Memorandum by Mr. Richard Eldridge of the Division of Trade Agreements

Conversation: Mr. H. O. Chalkley, British Embassy;
Mr. Harry C. Hawkins;
Mr. W. Fowler;
Mr. Constant Southworth;
Mr. Richard Eldridge.

Mr. Chalkley recalled a statement made to him that 40 per cent of American export trade to the United Kingdom was affected by imperial preferences. He asked that the accuracy of this figure be [Page 670] ascertained and that he be given more detailed trade figures on the basis of American sources. Mr. Chalkley gave a tentative list of commodity groups for which some concessions would be requested. He prefaced his remarks with the reservation that his list was one year old, unofficial and subject to revision.

The commodity groups were:

Woolen products, including both finished goods and waists, tops, yarns, etc.
Linen goods.
Some cotton goods.
In connection with cotton goods Mr. Chalkley said that some special classification for high-priced cotton shirtings would be requested in order to secure relief from the recent increased duties directed towards Japanese goods but which had affected some British counts of cotton.
Leather and leather goods.
China Clay.
Salted Herrings.

(Mr. Chalkley transmitted the items which follow stating that they were requests which had been received by the British Government but which had not yet been studied.)

  • Glassware and glass products.
  • Edged Tools.
  • Golf Balls.

Mr. Chalkley requested a list of products entering the United Kingdom for which reductions or bindings of duty would be requested. He expressed the fear that there would be “very little indeed in the way of reductions in duties”. It was explained that such a list had not been prepared. For his personal information, however, it was said that probably on such a list would appear such items as wheat, flour, hams, apples, grapefruit, oranges, dried prunes, dried raisins, lumber, doors, safety razor parts, chemicals, oil and gasoline, hosiery and knitting machinery, other machinery, aluminum plates, various iron and steel products.

In the very general discussion which ensued Mr. Chalkley minimized the need for a reduction of the British import duty on wheat, which he stated amounts to only six cents per bushel, and especially in view of the fact that there was little prospect of the export of wheat from the United States at the present time. He also referred to the difference in the varieties of wheat grown in the United States and in other countries exporting wheat to the United Kingdom.

Mr. Chalkley’s conversation was to the effect that there was very little proof that imperial preferences are of themselves effective in diverting American trade. In the absence of definite proof, he indicated, [Page 671] furthermore, that there would be difficulty in securing deductions in import duties. With respect to imperial preferences, he was of the opinion that effective argument against them was difficult except in very exceptional circumstances.

He was also of the opinion that if the United States wished to secure some revision of imperial preferences granted to Canada, an effort by the American Government to reach an understanding with Canada regarding preferences of major importance to the United States should precede negotiations with the United Kingdom. He stressed the complete and favorable change in atmosphere and in policy which had been brought about by the present Canadian Government.

Mr. Chalkley was emphatic in suggesting that the words “abolition of preferences” be not used in negotiations.

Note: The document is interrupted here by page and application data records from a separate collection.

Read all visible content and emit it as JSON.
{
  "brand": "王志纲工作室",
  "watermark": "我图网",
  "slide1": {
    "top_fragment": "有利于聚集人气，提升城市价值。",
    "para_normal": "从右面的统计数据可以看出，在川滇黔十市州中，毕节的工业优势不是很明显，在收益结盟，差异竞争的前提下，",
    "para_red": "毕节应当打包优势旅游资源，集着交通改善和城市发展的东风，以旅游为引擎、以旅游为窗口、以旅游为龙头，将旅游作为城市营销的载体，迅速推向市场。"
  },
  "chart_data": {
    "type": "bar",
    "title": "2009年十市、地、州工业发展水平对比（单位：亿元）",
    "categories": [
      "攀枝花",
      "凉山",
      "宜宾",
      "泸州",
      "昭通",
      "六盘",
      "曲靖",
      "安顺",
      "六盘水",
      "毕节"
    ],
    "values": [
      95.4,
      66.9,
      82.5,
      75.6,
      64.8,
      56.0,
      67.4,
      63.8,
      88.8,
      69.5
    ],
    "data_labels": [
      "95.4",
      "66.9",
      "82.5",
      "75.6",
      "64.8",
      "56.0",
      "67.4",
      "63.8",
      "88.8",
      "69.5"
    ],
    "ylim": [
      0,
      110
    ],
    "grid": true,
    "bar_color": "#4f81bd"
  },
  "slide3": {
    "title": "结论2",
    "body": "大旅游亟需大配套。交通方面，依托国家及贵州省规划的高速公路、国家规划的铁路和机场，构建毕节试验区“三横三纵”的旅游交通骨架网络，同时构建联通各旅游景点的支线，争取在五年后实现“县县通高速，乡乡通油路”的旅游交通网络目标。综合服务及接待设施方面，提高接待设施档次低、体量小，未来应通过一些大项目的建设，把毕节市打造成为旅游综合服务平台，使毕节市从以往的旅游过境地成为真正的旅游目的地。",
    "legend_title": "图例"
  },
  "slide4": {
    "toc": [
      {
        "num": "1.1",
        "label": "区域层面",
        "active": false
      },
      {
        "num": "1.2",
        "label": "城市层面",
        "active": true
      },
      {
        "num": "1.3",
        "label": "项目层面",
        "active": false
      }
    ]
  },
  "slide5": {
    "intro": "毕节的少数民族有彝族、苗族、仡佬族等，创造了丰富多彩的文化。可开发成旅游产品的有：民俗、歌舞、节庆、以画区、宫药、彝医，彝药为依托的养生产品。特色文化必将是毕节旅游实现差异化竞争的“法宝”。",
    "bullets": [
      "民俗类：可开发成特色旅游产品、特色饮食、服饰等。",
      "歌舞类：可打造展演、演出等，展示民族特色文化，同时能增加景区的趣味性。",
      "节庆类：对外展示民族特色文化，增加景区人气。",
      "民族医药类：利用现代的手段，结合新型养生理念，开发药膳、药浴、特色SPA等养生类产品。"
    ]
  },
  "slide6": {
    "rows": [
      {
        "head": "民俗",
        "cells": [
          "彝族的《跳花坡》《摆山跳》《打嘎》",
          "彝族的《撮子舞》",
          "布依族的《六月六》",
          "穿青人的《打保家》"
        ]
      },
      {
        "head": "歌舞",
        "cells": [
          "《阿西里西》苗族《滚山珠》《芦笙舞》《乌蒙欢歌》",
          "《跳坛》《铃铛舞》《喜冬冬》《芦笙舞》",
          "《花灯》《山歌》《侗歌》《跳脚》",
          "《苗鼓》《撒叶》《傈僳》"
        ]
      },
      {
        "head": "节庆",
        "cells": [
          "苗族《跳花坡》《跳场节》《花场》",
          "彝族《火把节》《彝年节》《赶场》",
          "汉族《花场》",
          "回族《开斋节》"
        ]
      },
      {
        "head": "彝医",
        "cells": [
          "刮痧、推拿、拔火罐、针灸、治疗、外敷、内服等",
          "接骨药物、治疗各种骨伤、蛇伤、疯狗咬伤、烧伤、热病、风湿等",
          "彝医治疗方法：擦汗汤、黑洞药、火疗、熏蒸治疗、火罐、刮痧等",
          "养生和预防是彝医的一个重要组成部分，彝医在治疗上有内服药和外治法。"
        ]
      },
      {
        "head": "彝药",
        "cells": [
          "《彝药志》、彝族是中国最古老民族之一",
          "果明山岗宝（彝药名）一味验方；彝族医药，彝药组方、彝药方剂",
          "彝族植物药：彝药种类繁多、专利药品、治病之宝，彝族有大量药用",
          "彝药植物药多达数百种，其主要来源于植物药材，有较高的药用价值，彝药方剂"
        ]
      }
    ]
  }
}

He also stressed the value to the United States of securing stability of the status quo both with respect to import duties and to preferences while pointing out the necessity for the increase in some of the existing import duties. He was of the opinion that the elimination of quotas which is under consideration may be followed by increases in import duties and that the British Government appears to be inclined to substitute, for import quotas, import levies upon certain competitive imports to be earmarked for subsidies to the domestic industry.